The Second Appellate District in Los Angeles today issued and published its opinion in the case of Qaadir v. Pacifica Trucking affirming and extending the Pebley case, which permits a plaintiff who has health insurance to treat on a lien. The ruling reviewed every case on medical billing since before Howell and concluded that Pebley was controlling on whether a Plaintiff with health insurance can treat on a lien outside of his health coverage. The Second District found in Qaadir that the unpaid bills are relevant if they are incurred, meaning they are owed, and that if they are owed a market analysis can be conducted on the reasonable and customary costs of medical care.

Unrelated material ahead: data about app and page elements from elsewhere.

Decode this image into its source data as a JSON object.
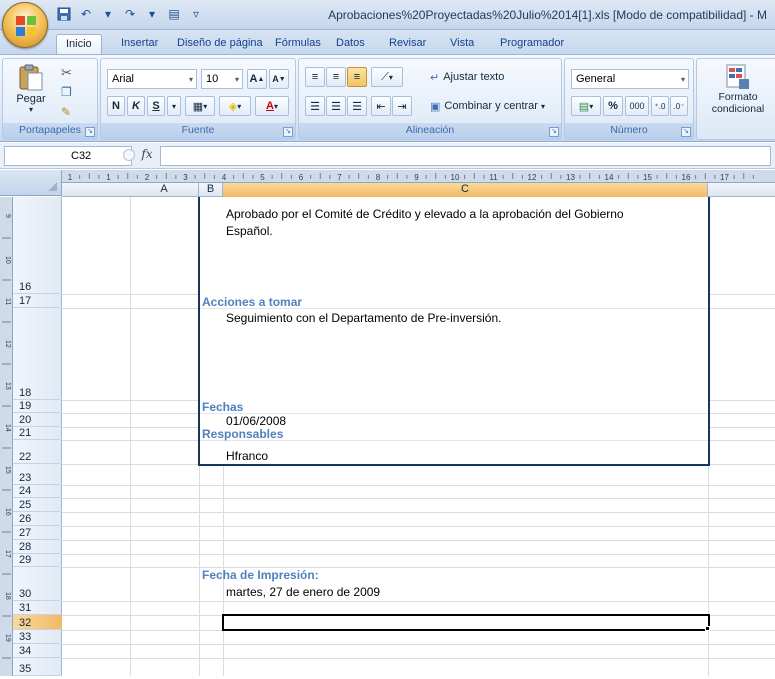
{
  "window": {
    "title": "Aprobaciones%20Proyectadas%20Julio%2014[1].xls  [Modo de compatibilidad] - M"
  },
  "ribbon_tabs": [
    "Inicio",
    "Insertar",
    "Diseño de página",
    "Fórmulas",
    "Datos",
    "Revisar",
    "Vista",
    "Programador"
  ],
  "ribbon": {
    "clipboard": {
      "paste": "Pegar",
      "label": "Portapapeles"
    },
    "font": {
      "name": "Arial",
      "size": "10",
      "bold": "N",
      "italic": "K",
      "underline": "S",
      "label": "Fuente"
    },
    "alignment": {
      "wrap": "Ajustar texto",
      "merge": "Combinar y centrar",
      "label": "Alineación"
    },
    "number": {
      "format": "General",
      "percent": "%",
      "thousands": "000",
      "label": "Número"
    },
    "styles": {
      "conditional_line1": "Formato",
      "conditional_line2": "condicional"
    }
  },
  "formula_bar": {
    "name_box": "C32",
    "fx": "fx",
    "content": ""
  },
  "columns": [
    "A",
    "B",
    "C"
  ],
  "rows": [
    "16",
    "17",
    "18",
    "19",
    "20",
    "21",
    "22",
    "23",
    "24",
    "25",
    "26",
    "27",
    "28",
    "29",
    "30",
    "31",
    "32",
    "33",
    "34",
    "35"
  ],
  "selected_cell": "C32",
  "ruler": {
    "top_marks": [
      "1",
      "1",
      "2",
      "3",
      "4",
      "5",
      "6",
      "7",
      "8",
      "9",
      "10",
      "11",
      "12",
      "13",
      "14",
      "15",
      "16",
      "17"
    ],
    "side_marks": [
      "9",
      "10",
      "11",
      "12",
      "13",
      "14",
      "15",
      "16",
      "17",
      "18",
      "19",
      "20",
      "21"
    ]
  },
  "cells": {
    "c16_text_line1": "Aprobado por el Comité de Crédito y elevado a la aprobación del Gobierno",
    "c16_text_line2": "Español.",
    "b17_header": "Acciones a tomar",
    "c17_text": "Seguimiento con el Departamento de Pre-inversión.",
    "b19_header": "Fechas",
    "c20_value": "01/06/2008",
    "b21_header": "Responsables",
    "c22_value": "Hfranco",
    "b29_header": "Fecha de Impresión:",
    "c30_value": "martes, 27 de enero de 2009"
  },
  "colors": {
    "header_blue": "#4f81bd",
    "border_navy": "#17365d",
    "selected_header": "#f2b964"
  }
}
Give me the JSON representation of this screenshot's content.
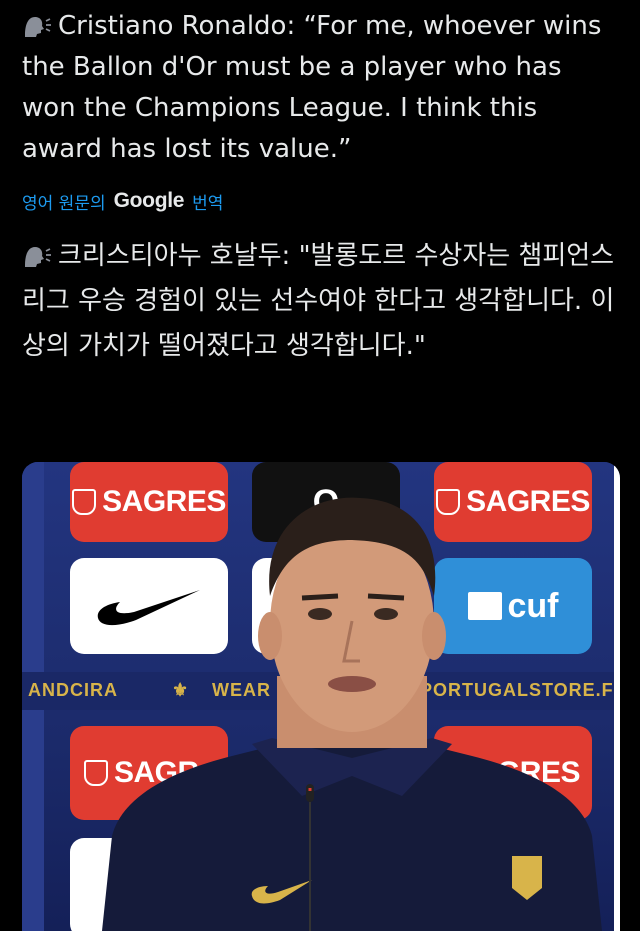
{
  "tweet": {
    "english_text": "Cristiano Ronaldo: “For me, whoever wins the Ballon d'Or must be a player who has won the Champions League. I think this award has lost its value.”",
    "translate_prefix": "영어 원문의",
    "translate_brand": "Google",
    "translate_suffix": "번역",
    "korean_text": "크리스티아누 호날두: \"발롱도르 수상자는 챔피언스리그 우승 경험이 있는 선수여야 한다고 생각합니다. 이 상의 가치가 떨어졌다고 생각합니다.\""
  },
  "media": {
    "sponsor_sagres": "SAGRES",
    "sponsor_cuf": "cuf",
    "band_left": "ANDCIRA",
    "band_mid": "WEAR",
    "band_right": "PORTUGALSTORE.FPF.I",
    "partial_sagres_left": "SAGR",
    "partial_sagres_right": "GRES",
    "partial_top": "O"
  },
  "icons": {
    "speaker": "speaking-head-icon"
  },
  "colors": {
    "background": "#000000",
    "text": "#e7e9ea",
    "link": "#1d9bf0",
    "sagres_red": "#e03c31",
    "backdrop_blue": "#1f2f6e"
  }
}
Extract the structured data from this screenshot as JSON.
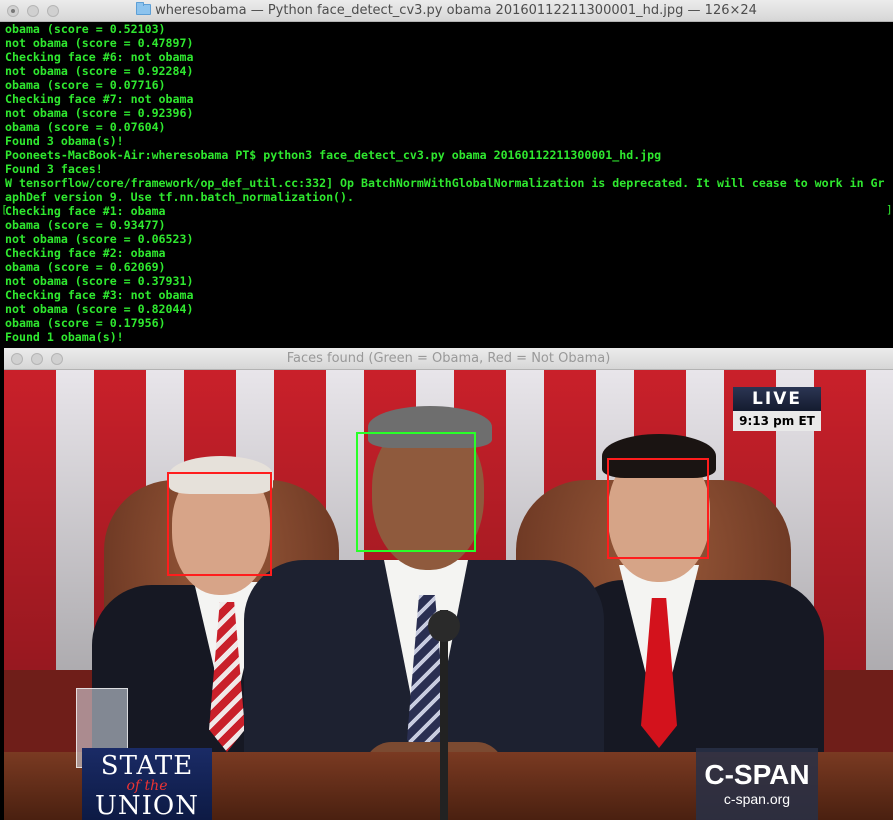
{
  "terminal": {
    "title": "wheresobama — Python face_detect_cv3.py obama 20160112211300001_hd.jpg — 126×24",
    "lines": [
      "obama (score = 0.52103)",
      "not obama (score = 0.47897)",
      "Checking face #6: not obama",
      "not obama (score = 0.92284)",
      "obama (score = 0.07716)",
      "Checking face #7: not obama",
      "not obama (score = 0.92396)",
      "obama (score = 0.07604)",
      "Found 3 obama(s)!",
      "Pooneets-MacBook-Air:wheresobama PT$ python3 face_detect_cv3.py obama 20160112211300001_hd.jpg",
      "Found 3 faces!",
      "W tensorflow/core/framework/op_def_util.cc:332] Op BatchNormWithGlobalNormalization is deprecated. It will cease to work in Gr",
      "aphDef version 9. Use tf.nn.batch_normalization().",
      "Checking face #1: obama",
      "obama (score = 0.93477)",
      "not obama (score = 0.06523)",
      "Checking face #2: obama",
      "obama (score = 0.62069)",
      "not obama (score = 0.37931)",
      "Checking face #3: not obama",
      "not obama (score = 0.82044)",
      "obama (score = 0.17956)",
      "Found 1 obama(s)!"
    ],
    "text_color": "#2fe82f"
  },
  "image_window": {
    "title": "Faces found (Green = Obama, Red = Not Obama)",
    "overlay": {
      "live": "LIVE",
      "time": "9:13 pm ET",
      "sotu_line1": "STATE",
      "sotu_line2": "of the",
      "sotu_line3": "UNION",
      "cspan_logo": "C-SPAN",
      "cspan_url": "c-span.org"
    },
    "box_colors": {
      "obama": "#28ff28",
      "not_obama": "#ff1d1d"
    }
  }
}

The defense called an expert named Griff Stelzner, who testified that the liened medical bills were not the reasonable costs of care, and that an average cost of care analysis from private health insurers, worker’s comp carriers, etc was more appropriate. Mr. Stelzner admitted on cross examination that doctors who charge based on private third-party contracts, like Blue Shield, charge lower amounts because the carrier offsets the costs with many more member patients-referred to by Mr. Stelzner as “membership has its privileges”. In closing, I likened that phrase to the American Express commercial that membership has its privileges, meaning Mr. Stelzner’s analysis on the insurance market does not account for the benefits of member doctors who can charge lower rates and is not relevant to a liened medical bill. The Court of Appeals reviewed and quoted my questions on cross-examination and rebuttal closing argument and approved of it as a valid issue of impeachment of the expert, not in any way suggesting that Mr. Qaadir had private insurance.
The verdict of $3,464,288 plus costs and interests for a spinal fusion in a low speed truck accident was affirmed on all grounds. Now the Qaadir ruling extends the Pebley reasoning into LA County and beyond as the law of the land on lien based medical care for plaintiff’s who have insurance. The opinion is attached.